Public defence in Engineering Physics, M.Sc. (Tech) Henri Salmenjoki
Most metals have crystalline structure where yielding and irreversible (plastic) deformation are caused by the motion of line-like crystal defects, dislocations. Because yielding is in many cases harmful, understanding of dislocation phenomena is highly pursued to design and improve crystalline material properties. For example to increase the yield stress of a crystal, one common procedure is alloying where precipitates are added to the crystal to block dislocation motion.
However, when observing plastic deformation on micronscale, for instance in micropillars, the deformation occurs in bursts of various sizes. The bursts are dislocation avalanches arising from the collective motion of dislocations. These avalanches are similar to e.g. earthquakes as their size and duration follow power-law statistics. In macroscopic crystal, the amount of dislocations is high which leads to seemingly smooth plastic deformation as the different dislocation structures average out the bursts. But in micronscale crystals the avalanches dominate the mechanical properties. For instance in compression tests of micropillars, the measured stress-strain curve consists of discrete strain jumps which are unique for every sample. Thus on micronscale, mechanical properties can vary with the initial dislocation structure of the sample which leads to stochastic aspects in crystal plasticity.

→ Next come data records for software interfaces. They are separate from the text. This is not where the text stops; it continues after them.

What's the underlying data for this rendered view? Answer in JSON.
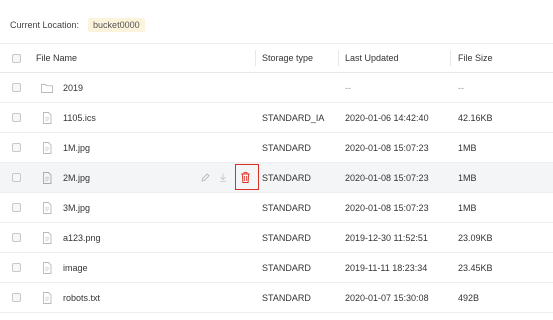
{
  "location": {
    "label": "Current Location:",
    "bucket": "bucket0000"
  },
  "table": {
    "columns": {
      "name": "File Name",
      "type": "Storage type",
      "updated": "Last Updated",
      "size": "File Size"
    },
    "rows": [
      {
        "name": "2019",
        "type": "",
        "updated": "--",
        "size": "--",
        "icon": "folder-icon"
      },
      {
        "name": "1105.ics",
        "type": "STANDARD_IA",
        "updated": "2020-01-06 14:42:40",
        "size": "42.16KB",
        "icon": "file-icon"
      },
      {
        "name": "1M.jpg",
        "type": "STANDARD",
        "updated": "2020-01-08 15:07:23",
        "size": "1MB",
        "icon": "file-icon"
      },
      {
        "name": "2M.jpg",
        "type": "STANDARD",
        "updated": "2020-01-08 15:07:23",
        "size": "1MB",
        "icon": "file-icon"
      },
      {
        "name": "3M.jpg",
        "type": "STANDARD",
        "updated": "2020-01-08 15:07:23",
        "size": "1MB",
        "icon": "file-icon"
      },
      {
        "name": "a123.png",
        "type": "STANDARD",
        "updated": "2019-12-30 11:52:51",
        "size": "23.09KB",
        "icon": "file-icon"
      },
      {
        "name": "image",
        "type": "STANDARD",
        "updated": "2019-11-11 18:23:34",
        "size": "23.45KB",
        "icon": "file-icon"
      },
      {
        "name": "robots.txt",
        "type": "STANDARD",
        "updated": "2020-01-07 15:30:08",
        "size": "492B",
        "icon": "file-icon"
      }
    ]
  },
  "colors": {
    "delete_highlight": "#d93025",
    "badge_bg": "#fbf3dc",
    "hover_row": "#f4f5f7"
  }
}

In this dissertation, we study dislocation phenomena related to yielding with discrete dislocation dynamics simulations. We take two approaches: Firstly, we focus on the seemingly stochastic nature of crystal plasticity. We use supervised machine learning to predict the stress-strain response of simulated dislocation structures. The used method, i.e. neural network, succeeds in learning the overall shape of the stress-strain curve well but fails to reproduce single avalanches. We continue to examine the role of the avalanches on the stress response predictability by finding correlations between dislocation avalanches that reveal that the avalanches complicate the predicting by nature. Secondly, we add precipitates to our simulated systems. This way we are able to impact the yield stress and also the ensuing dynamics inside the system. By varying the density and strength of the precipitates, we extract two distinct phases of dislocation dynamics where either the dislocation-dislocation or dislocation-precipitate interactions dominate.
Opponent is Professor Michael Zaiser, Friedrich-Alexander-Universität Erlangen-Nürnberg, Germany
Custos is Professor Mikko Alava, Aalto University School of Science, Department of Applied Physics
Contact details of the doctoral student: [email protected], 0505143552
The public defence will be organised in Otaniemi (Otakaari 1, lecture hall M1).
The dissertation is publicly displayed 10 days before the defence in the publication archive Aaltodoc of Aalto University